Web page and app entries
--- START ---

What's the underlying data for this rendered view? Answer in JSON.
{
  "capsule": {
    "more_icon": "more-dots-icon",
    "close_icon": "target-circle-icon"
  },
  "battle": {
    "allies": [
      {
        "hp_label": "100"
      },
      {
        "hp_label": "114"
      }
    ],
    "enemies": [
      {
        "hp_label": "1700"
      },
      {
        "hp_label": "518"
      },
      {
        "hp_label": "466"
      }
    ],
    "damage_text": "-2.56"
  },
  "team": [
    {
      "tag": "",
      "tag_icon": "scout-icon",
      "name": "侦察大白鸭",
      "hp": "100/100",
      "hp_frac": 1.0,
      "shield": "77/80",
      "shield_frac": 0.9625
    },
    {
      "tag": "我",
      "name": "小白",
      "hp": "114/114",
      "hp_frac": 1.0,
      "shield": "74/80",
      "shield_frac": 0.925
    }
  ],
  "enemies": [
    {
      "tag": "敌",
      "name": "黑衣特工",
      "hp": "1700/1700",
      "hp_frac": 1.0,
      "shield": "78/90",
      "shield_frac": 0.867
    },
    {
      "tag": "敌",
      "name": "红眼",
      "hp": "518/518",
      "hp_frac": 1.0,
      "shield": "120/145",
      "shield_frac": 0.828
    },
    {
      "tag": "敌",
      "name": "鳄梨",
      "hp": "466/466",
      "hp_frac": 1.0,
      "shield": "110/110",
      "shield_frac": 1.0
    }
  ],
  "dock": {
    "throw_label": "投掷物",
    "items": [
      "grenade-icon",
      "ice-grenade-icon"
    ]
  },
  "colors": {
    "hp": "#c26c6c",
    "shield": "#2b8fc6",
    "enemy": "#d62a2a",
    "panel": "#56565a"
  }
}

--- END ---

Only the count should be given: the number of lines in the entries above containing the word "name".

5